(Updates with official prices)
LONDON, Sept 29 (Reuters) – Copper eased on Tuesday as inventories in London Metal Exchange registered warehouses jumped and the dollar’s recent gains weighed on prices as the market waited for key manufacturing data from top consumer China.
Benchmark copper on the LME was down 0.2% at $6,558 a tonne in official rings.

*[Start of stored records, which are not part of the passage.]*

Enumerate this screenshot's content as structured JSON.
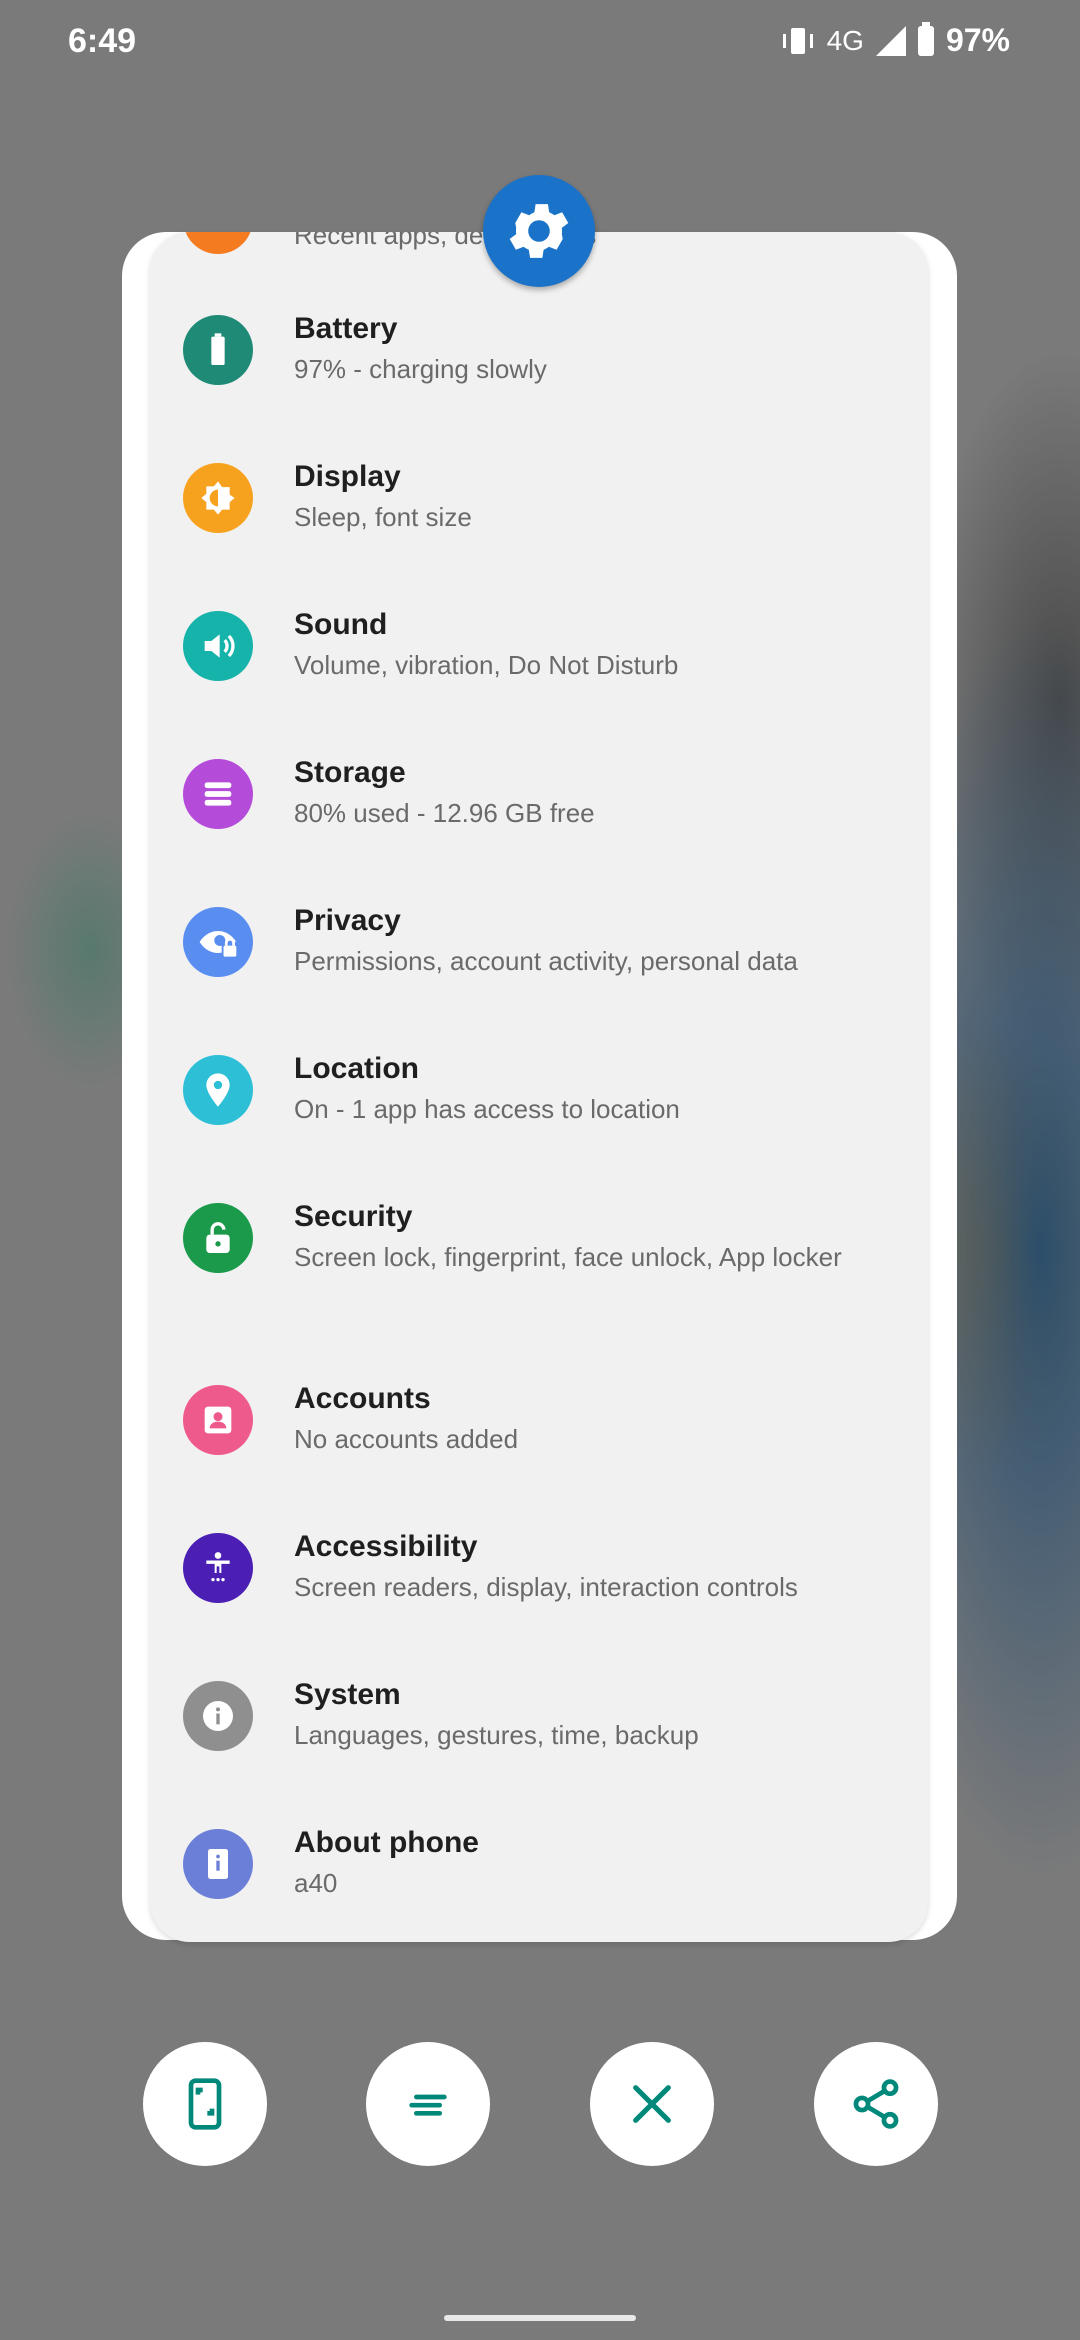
{
  "status_bar": {
    "time": "6:49",
    "network": "4G",
    "battery": "97%",
    "icons": [
      "vibrate-icon",
      "signal-icon",
      "battery-charging-icon"
    ]
  },
  "settings": {
    "partial_item_subtitle": "Recent apps, default apps",
    "items": [
      {
        "title": "Battery",
        "subtitle": "97% - charging slowly",
        "icon": "battery-icon",
        "color": "#1f8a76"
      },
      {
        "title": "Display",
        "subtitle": "Sleep, font size",
        "icon": "brightness-icon",
        "color": "#f6a21e"
      },
      {
        "title": "Sound",
        "subtitle": "Volume, vibration, Do Not Disturb",
        "icon": "volume-icon",
        "color": "#16b3aa"
      },
      {
        "title": "Storage",
        "subtitle": "80% used - 12.96 GB free",
        "icon": "storage-icon",
        "color": "#b44cd9"
      },
      {
        "title": "Privacy",
        "subtitle": "Permissions, account activity, personal data",
        "icon": "privacy-eye-icon",
        "color": "#5a8df0"
      },
      {
        "title": "Location",
        "subtitle": "On - 1 app has access to location",
        "icon": "location-pin-icon",
        "color": "#2cbfd6"
      },
      {
        "title": "Security",
        "subtitle": "Screen lock, fingerprint, face unlock, App locker",
        "icon": "unlock-icon",
        "color": "#1a9a4a"
      },
      {
        "title": "Accounts",
        "subtitle": "No accounts added",
        "icon": "account-icon",
        "color": "#ee5a8c"
      },
      {
        "title": "Accessibility",
        "subtitle": "Screen readers, display, interaction controls",
        "icon": "accessibility-icon",
        "color": "#4b1fb4"
      },
      {
        "title": "System",
        "subtitle": "Languages, gestures, time, backup",
        "icon": "info-icon",
        "color": "#8f8f8f"
      },
      {
        "title": "About phone",
        "subtitle": "a40",
        "icon": "phone-info-icon",
        "color": "#6c7fd8"
      }
    ]
  },
  "actions": [
    {
      "name": "screenshot-button",
      "icon": "screenshot-phone-icon"
    },
    {
      "name": "select-text-button",
      "icon": "text-lines-icon"
    },
    {
      "name": "close-button",
      "icon": "close-icon"
    },
    {
      "name": "share-button",
      "icon": "share-icon"
    }
  ],
  "colors": {
    "accent": "#00897b",
    "settings_badge": "#1a73c8"
  }
}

Prices of the metal used widely in power and construction are down nearly 5% since hitting a 27-month high at $6,877.50 earlier this month.
“The higher dollar persuaded some funds to take profits on long copper positions and the deliveries (of copper to LME warehouses) reinforced the selling,” a copper trader said.
DOLLAR: A higher U.S. currency makes dollar-denominated metals more expensive for consumers using other currencies, which could subdue demand.
This relationship is used by funds that trade using buy and sell signals generated by numerical models.
DATA: Surveys of purchasing managers in China’s manufacturing sector, particularly the new and export order components, due on Wednesday, will be scrutinised for clues on demand growth for industrial metals.
China’s home prices are expected to rise slightly more this year than expected, though at a slower pace than last year, as Beijing shifts to de-leverage the sector amid an economic recovery, a Reuters poll showed.
INVENTORIES: Copper stocks in LME warehouses at 136,325 tonnes MCUSTX-TOTAL are up more than 40% since falling to 76,325 last week, the lowest since December 2005 and cancelled warrants — metal earmarked for delivery — have fallen to 30% from near 60% last week.
The deliveries have eased concern about supplies on the LME market and the premium for the cash over the three-month copper contract CMCU0-3 is now a discount.
TECHNICALS: Upside resistance for copper comes in at the 21-day moving average currently sitting at $6,645. It has struggled to hold above the 50-day moving average currently at $6,475.
OTHER METALS: Aluminium was up 0.3% at $1,780 a tonne, zinc fell 0.1% to $2,429.5, lead rose 0.6% to $1,845, tin gained 0.3% to $17,395 and nickel climbed 0.1% to $14,512 a tonne.
Reporting by Pratima Desai; editing by Louise Heavens and Jane Merriman